emergencies to 9-1-1 without signing up with a cellular
carrier. Caveats: the cellphone's technology must be compatible
with at least one of the carriers serving the area; it'll need
a battery or cigarette lighter adapter, calling 9-1-1 to "test"
the phone can result in criminal prosecution in many areas, the
phone is no good for anything else unless you subscribe for service,
and most likely will be worthless for calling 9-1-1 or anyone
else while traveling through Walker Basin, Caliente Canyon, and
the Greater Twin Oaks-Loraine Metropolitan Trading Area.
3. I'm always irritated when I'm stuck at a stoplight in rush-hour
traffic and some pea-brain coming out of a gas station on the
near side of the intersection wants to "politely" re-enter
traffic. Sorry, Chuck; you shoulda thought about that before pulling
in there in the first place, because I know you were counting
on some sucker to take pity on you. Well, I'm no sucker; I'll
let you sit there idling your gas away until you need to back
up to the pumps again. Why won't ol' Calendar let you in? Well,
because I don't have the right to let you in. You
see that long stream of cars and trucks lined up behind me? If
I give you cuts in line, at least one of them poor fools ain't
gonna make it through the next green phase, and I don't have the
right to act on his or her behalf. So there; deal with it and
choose a different gas station next time, loser.
4. You see these kids drivin' their trucks around with that "NO
FEAR" decal in the rear window? Man, I feel sorry for them!
"Fear" is a great survival instinct, when properly managed.
The sticker on my window says "DRIVER POSSESSES FEAR, BUT
IS HEAVILY ARMED AND MAY RETALIATE."
5. My uncle gave me some advice when I was learning to drive.
"If the police pull you over," he instructed, "always
get out of the car right away and hurry back to the patrol car
before the officer gets out. He'll appreciate your desire not
to inconvenience him, and might let you off without a ticket."
The first time I tried this technique, I learned the meaning of

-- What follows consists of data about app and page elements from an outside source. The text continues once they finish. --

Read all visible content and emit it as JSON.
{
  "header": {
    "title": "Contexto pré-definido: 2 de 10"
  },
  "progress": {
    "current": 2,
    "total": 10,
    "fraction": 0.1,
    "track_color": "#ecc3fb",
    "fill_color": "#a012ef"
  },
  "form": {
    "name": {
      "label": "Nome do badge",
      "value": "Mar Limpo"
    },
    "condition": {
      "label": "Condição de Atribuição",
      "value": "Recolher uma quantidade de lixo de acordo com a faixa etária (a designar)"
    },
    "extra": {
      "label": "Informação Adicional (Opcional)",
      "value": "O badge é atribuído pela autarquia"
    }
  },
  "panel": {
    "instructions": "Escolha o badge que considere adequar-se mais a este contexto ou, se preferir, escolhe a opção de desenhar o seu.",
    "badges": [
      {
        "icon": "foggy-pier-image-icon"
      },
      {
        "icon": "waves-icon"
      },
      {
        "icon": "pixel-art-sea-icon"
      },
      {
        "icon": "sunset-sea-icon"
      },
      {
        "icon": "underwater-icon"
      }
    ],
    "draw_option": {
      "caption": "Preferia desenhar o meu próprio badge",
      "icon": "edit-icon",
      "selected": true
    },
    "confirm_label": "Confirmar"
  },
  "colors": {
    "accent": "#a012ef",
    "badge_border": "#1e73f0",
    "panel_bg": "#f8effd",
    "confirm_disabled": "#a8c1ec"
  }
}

the words "Glock" and "fear."
6. If you're in a hurry to get through town and you have a choice
of getting behind one of the following at the next stoplight,
which one would you choose?
A. Kid in hot rod
B. Taxi cab
C. Vehicle with out-of-state plates
The correct answer is anyone but "C." He's in unfamiliar
country and has no idea where he's headed, whereas the other three
have the means, motivation, and/or attitude to waste no time when
the light turns green.
I certainly hope that the insights I've been kind enough to share
will keep Percy safe and sound while she navigates America's highways
and byways. A person can never get too much knowledge, you know.
And if just one new driver can prevent a potential charity case
from exiting a gas station on the near side of a traffic signal
during work-week gridlock, I'll have done my job.
Here's the keys, Percy; take Betty's Expedition for a spin, and
don't get any scratches on the cowcatcher.
Calendar Hacksaw's e-mail addresses are <firstname.lastname@example.org>
and he'd love to hear from you if you can estimate how many tax
dollars will be forever lost to Kern County's coffers if our roads
are not adequately repaired in a timely fashion. Failure to correct
a bad decision only serves to compound the original. Go ahead:
prove me wrong.